by Paidamoyo Chipunza
20 Aug 2016 at 09:34hrs | Views
About 30 000 people were interviewed during the Zimbabwe Population-based HIV Impact Assessment (Zimphia), popularly referred to as door-to-door HIV testing. The survey's initial target was 24 400 people. In an interview, Aids and Tuberculosis Unit head in the Ministry of Health and Child Care Dr Owen Mugurungi described the survey as a huge success, which also surpassed its target.

"The response was overwhelming judging by the number of people who took part in the survey versus those that had been targeted," said Dr Mugurungi. He said data collection was completed towards the end of July and enumeration teams have since been disbanded.

He said they were now going through the collected data to assess the results of the HIV burden in the country, as well as that of syphilis, which was also evaluated during the survey. "We now need to find out from the collected data how many tested HIV positive, how many knew their status before the survey and so forth, so that we can safely conclude the burden of HIV in the country," he said.

Dr Mugurungi said the assessment was likely to take up to two months after which a preliminary report would be released. "We look forward to the results before the end of the year so that we know how to programme our activities," said Dr Mugurungi.

The Aids survey was officially launched in September last year and its aim was to ascertain the burden of HIV in the country and, assess the impact of interventions rolled out so far. The survey is the first of its kind to be conducted in Zimbabwe and in the region and was targeting a sample size of 15 000 households randomly selected from all provinces across the country. Previous surveys were based on data collected in health facilities.

Apart from measuring the burden of HIV in the country, Zimphia also availed HIV testing and counselling services, CD4 Count, syphilis testing and referrals to health institutions for further management to all consenting participants.

According to the Ministry of Health and Child Care, Zimphia is expected to answer questions on the prevalence of HIV in adults and children, prevalence of antiretroviral drug resistance, prevalence of syphilis among adults and coverage of ARVs in the country, findings which will go a long way in informing social services planning in line with Zim-Asset.

According to other studies and yearly national estimates, the HIV burden in Zimbabwe continues to decrease with latest statistics showing a drop in the national HIV incidence rate, new infections and the number of children getting infected through mother-to-child transmission.

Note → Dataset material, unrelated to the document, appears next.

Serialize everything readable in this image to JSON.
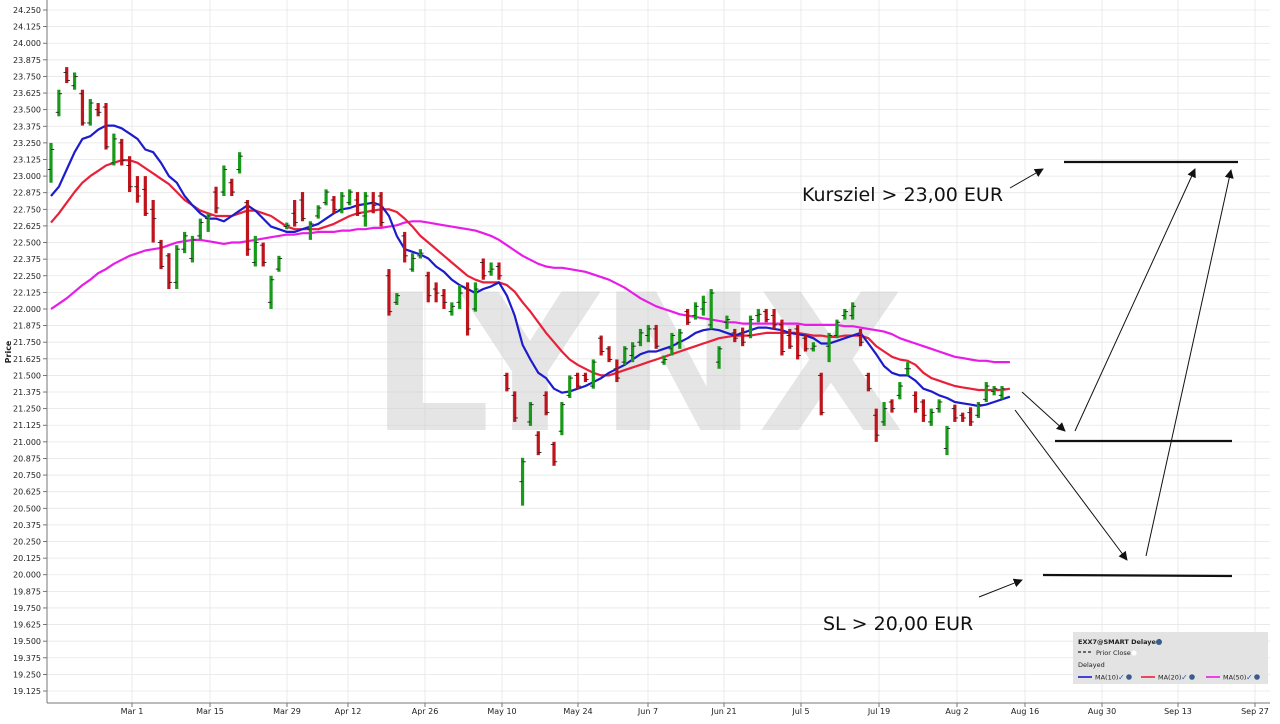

The country's prevalence rate, however, remained static at 15 percent while the number of people on anti-retroviral treatment is pegged at 63,4 percent for adults and 55 percent for children. Zimphia, which was conducted by the Biomedical Research and Training Institute in collaboration with Zimstat, National Aids Council, ICAP at Columbia University, US Centre for Disease Control and PEPFAR among others, will also be conducted in 19 other countries. Zimbabwe's experience will be used as a template.